(Problem description)
Among the records below, determine how many lines have the word "DataTable" in them; output only the number.

Data records for software interfaces
• • • •
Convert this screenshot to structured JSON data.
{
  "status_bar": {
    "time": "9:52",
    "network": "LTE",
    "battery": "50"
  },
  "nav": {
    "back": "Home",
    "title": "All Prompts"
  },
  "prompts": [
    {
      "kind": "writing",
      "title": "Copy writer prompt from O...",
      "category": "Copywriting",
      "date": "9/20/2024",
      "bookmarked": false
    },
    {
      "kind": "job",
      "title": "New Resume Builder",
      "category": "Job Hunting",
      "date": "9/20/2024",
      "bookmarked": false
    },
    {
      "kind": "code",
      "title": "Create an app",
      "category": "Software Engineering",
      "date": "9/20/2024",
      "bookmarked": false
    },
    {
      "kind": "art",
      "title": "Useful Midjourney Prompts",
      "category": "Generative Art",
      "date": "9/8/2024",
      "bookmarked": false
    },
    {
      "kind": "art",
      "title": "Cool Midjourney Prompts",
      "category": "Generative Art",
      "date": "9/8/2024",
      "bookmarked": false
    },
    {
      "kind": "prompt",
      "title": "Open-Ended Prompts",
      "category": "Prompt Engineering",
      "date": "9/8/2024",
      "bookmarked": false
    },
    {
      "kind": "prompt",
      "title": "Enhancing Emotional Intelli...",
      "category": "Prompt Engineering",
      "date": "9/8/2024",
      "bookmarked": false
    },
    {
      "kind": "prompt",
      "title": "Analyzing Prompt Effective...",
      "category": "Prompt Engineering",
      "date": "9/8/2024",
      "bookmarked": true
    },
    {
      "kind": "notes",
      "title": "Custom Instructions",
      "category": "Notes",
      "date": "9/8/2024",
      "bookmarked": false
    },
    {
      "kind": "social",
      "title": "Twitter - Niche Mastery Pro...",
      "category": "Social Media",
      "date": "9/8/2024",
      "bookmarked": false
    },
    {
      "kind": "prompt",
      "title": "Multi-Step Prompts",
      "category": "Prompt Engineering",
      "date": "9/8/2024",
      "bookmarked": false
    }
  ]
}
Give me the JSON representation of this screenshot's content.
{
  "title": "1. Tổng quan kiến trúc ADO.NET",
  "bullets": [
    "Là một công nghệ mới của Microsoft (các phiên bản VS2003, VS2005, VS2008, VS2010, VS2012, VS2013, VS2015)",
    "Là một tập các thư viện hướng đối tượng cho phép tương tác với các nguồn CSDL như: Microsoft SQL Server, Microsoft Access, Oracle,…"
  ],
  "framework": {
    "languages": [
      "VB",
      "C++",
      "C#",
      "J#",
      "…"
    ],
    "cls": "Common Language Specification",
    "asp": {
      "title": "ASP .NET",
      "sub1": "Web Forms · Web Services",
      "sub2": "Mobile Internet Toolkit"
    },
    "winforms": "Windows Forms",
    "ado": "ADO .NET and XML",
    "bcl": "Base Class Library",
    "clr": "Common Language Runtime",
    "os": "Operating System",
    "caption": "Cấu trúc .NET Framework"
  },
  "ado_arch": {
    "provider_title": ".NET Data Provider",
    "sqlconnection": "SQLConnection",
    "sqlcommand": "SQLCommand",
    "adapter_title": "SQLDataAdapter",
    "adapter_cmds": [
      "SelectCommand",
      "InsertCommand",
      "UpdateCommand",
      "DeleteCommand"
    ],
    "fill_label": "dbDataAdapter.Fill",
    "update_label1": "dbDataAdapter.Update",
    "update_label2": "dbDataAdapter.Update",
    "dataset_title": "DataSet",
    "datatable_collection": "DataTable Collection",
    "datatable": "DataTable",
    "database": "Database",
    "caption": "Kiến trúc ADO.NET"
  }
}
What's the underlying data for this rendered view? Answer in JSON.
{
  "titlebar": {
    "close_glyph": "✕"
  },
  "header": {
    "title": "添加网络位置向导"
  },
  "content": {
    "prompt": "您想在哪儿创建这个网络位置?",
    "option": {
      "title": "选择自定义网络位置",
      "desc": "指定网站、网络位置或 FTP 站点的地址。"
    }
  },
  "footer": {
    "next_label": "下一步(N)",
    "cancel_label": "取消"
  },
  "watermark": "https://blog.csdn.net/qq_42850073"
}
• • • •
(Answer to this problem)
2